First! A big congrats to my beloved Missouri Tigers for beating Alabama tonight in their first SEC match up! Big win for our basketball team. MIZZOU-RAH!
This week, our reading time is focused on making inferences and writing thoughtful responses. To start off, I used the 'ol "What's in my bag?" lesson plan. I showed my students a bag and pulled out items one by one. Inside the bag was a pair of sneakers, headphones, shorts, a t-shirt, and water bottle. As I pulled out each object, I asked the students to use clues from the bag to figure out what the purpose of the bag was. They all were able to conclude that my bag was for the gym, a run, or maybe even a hike!
Next, we watched the Pixar Short Film, "One Man Band". In short, the video (roughly 4 minutes long) is about a little girl who has one gold coin to give to street performers. There are no words in the film... only music and incredible animation. We watched the video once all the way through. Then, we watched again and paused to jot down notes on our graphic organizers.

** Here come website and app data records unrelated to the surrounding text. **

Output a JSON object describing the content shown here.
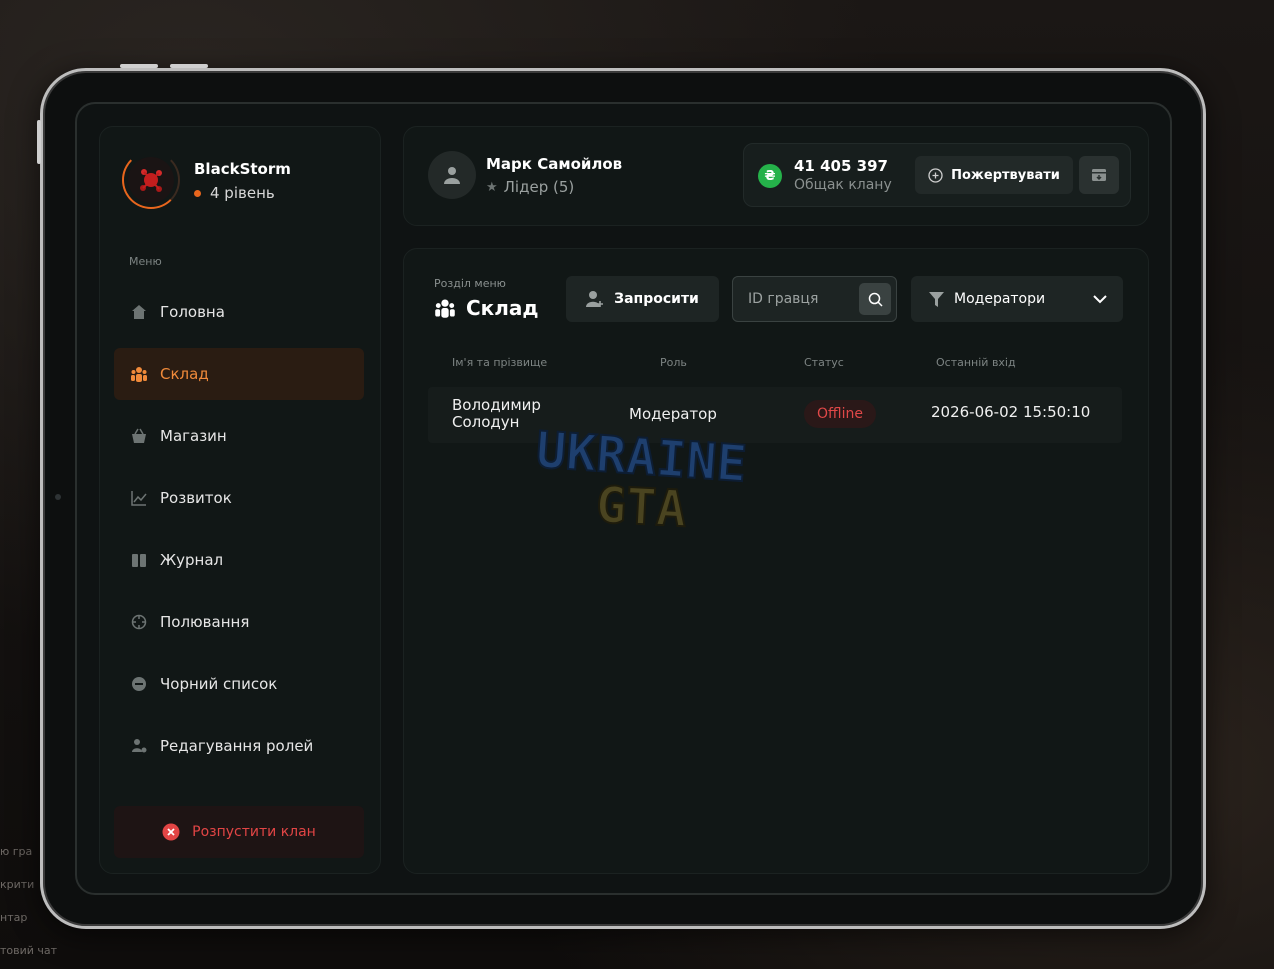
{
  "background": {
    "hints": [
      "ю гра",
      "крити",
      "нтар",
      "товий чат"
    ]
  },
  "clan": {
    "name": "BlackStorm",
    "level": "4 рівень"
  },
  "sidebar": {
    "menu_title": "Меню",
    "items": [
      {
        "label": "Головна",
        "icon": "home-icon"
      },
      {
        "label": "Склад",
        "icon": "people-icon",
        "active": true
      },
      {
        "label": "Магазин",
        "icon": "basket-icon"
      },
      {
        "label": "Розвиток",
        "icon": "chart-icon"
      },
      {
        "label": "Журнал",
        "icon": "book-icon"
      },
      {
        "label": "Полювання",
        "icon": "crosshair-icon"
      },
      {
        "label": "Чорний список",
        "icon": "block-icon"
      },
      {
        "label": "Редагування ролей",
        "icon": "user-gear-icon"
      }
    ],
    "disband_label": "Розпустити клан"
  },
  "header": {
    "user_name": "Марк Самойлов",
    "user_role": "Лідер (5)",
    "money_value": "41 405 397",
    "money_label": "Общак клану",
    "coin_symbol": "₴",
    "donate_label": "Пожертвувати"
  },
  "main": {
    "section_label": "Розділ меню",
    "section_title": "Склад",
    "invite_label": "Запросити",
    "search_placeholder": "ID гравця",
    "filter_label": "Модератори",
    "columns": [
      "Ім'я та прізвище",
      "Роль",
      "Статус",
      "Останній вхід"
    ],
    "rows": [
      {
        "name_line1": "Володимир",
        "name_line2": "Солодун",
        "role": "Модератор",
        "status": "Offline",
        "last_login": "2026-06-02 15:50:10"
      }
    ]
  },
  "watermark": {
    "line1": "UKRAINE",
    "line2": "GTA"
  },
  "colors": {
    "accent": "#e8661d",
    "danger": "#e04848",
    "money": "#25b24a"
  }
}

After our second viewing, students shared their ideas and inferences with the group.
Here are some great student quotes that stuck out to me. Yes, I prompted them to use "I infer":
"I infer that she's making a wish in the fountain because that's what I always do when I have a coin next to a fountain."
"My inference is that this takes place in Italy because of their clothing and the way the village looks."
"I infer that the little girl has little money because of her clothing and that she only has one coin."
...And so on and so on!
As a closer activity, I asked the students to write in their Reading Spirals to the following prompt: "Describe what you think the little girl did with her new bag of coins. PROVE IT!" (When I ask the students to prove it, it means to use details from the story to support their answer). While reading their responses this afternoon, I was floored by some of the things that I read! I was very impressed by their imaginations and their elaborate thinking and more importantly.. how they were able to WRITE ABOUT IT!
Now, my teacher friends! How do YOU teach inferences to your students? How do you get them to read between the lines and identify what the author isn't telling us?